Skip to main content
padlock icon - secure page this page is secure

Free Content A peroxisomal carrier delivers NAD+ and contributes to optimal fatty acid degradation during storage oil mobilization

Download Article:

You have access to the full text article on a website external to Ingenta Connect.

Please click here to view this article on Wiley Online Library.

You may be required to register and activate access on Wiley Online Library before you can obtain the full text. If you have any queries please visit Wiley Online Library
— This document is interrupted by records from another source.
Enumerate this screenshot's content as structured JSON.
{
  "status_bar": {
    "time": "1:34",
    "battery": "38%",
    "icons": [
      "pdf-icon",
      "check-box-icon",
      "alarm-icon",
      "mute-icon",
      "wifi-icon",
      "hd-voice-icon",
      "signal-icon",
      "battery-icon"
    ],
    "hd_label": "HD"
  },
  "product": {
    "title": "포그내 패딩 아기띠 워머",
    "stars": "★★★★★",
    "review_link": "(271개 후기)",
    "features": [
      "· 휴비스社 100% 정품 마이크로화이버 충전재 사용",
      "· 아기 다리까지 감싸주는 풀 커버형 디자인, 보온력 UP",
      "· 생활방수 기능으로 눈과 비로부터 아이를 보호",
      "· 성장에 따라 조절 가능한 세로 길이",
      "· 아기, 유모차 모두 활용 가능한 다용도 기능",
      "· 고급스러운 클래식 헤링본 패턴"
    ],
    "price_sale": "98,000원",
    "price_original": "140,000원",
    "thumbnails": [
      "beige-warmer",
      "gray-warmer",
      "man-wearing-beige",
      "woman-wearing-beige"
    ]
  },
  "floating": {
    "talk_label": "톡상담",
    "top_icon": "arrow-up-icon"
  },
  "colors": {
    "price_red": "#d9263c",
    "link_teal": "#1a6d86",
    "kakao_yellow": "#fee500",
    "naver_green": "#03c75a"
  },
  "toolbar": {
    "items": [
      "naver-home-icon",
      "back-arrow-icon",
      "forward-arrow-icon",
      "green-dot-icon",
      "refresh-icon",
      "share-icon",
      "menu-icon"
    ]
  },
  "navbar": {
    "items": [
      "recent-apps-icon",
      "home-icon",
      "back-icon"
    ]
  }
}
The existence of a transport protein that imports cytosolic NAD+ into peroxisomes has been controversially discussed for decades. Nevertheless, the biosynthesis of NAD+ in the cytosol necessitates the import of NAD+ into peroxisomes for numerous reduction/oxidation (redox) reactions. However, a gene encoding such a transport system has not yet been identified in any eukaryotic organism. Here, we describe the peroxisomal NAD+ carrier in Arabidopsis. Our candidate gene At2g39970 encodes for a member of the mitochondrial carrier family. We confirmed its peroxisomal localization using fluorescence microscopy. For a long time At2g39970 was assumed to represent the peroxisomal ATP transporter. In this study, we could show that the recombinant protein mediated the transport of NAD+. Hence, At2g39970 was named PXN for peroxisomal NAD+ carrier. The loss of PXN in Arabidopsis causes defects in NAD+‐dependent β‐oxidation during seedling establishment. The breakdown of fatty acid released from storage oil was delayed, which led to the retention of oil bodies in pxn mutant seedlings. Based on our results, we propose that PXN delivers NAD+ for optimal fatty acid degradation during storage oil mobilization.
No References
No Citations
No Supplementary Data
No Article Media
No Metrics

Document Type: Research Article

Affiliations: Institut für Biochemie der Pflanzen, Heinrich-Heine Universität Düsseldorf, 40225 Düsseldorf, Germany

Publication date: January 1, 2012

  • Access Key
  • Free content
  • Partial Free content
  • New content
  • Open access content
  • Partial Open access content
  • Subscribed content
  • Partial Subscribed content
  • Free trial content
Cookie Policy
Cookie Policy
Ingenta Connect website makes use of cookies so as to keep track of data that you have filled in. I am Happy with this Find out more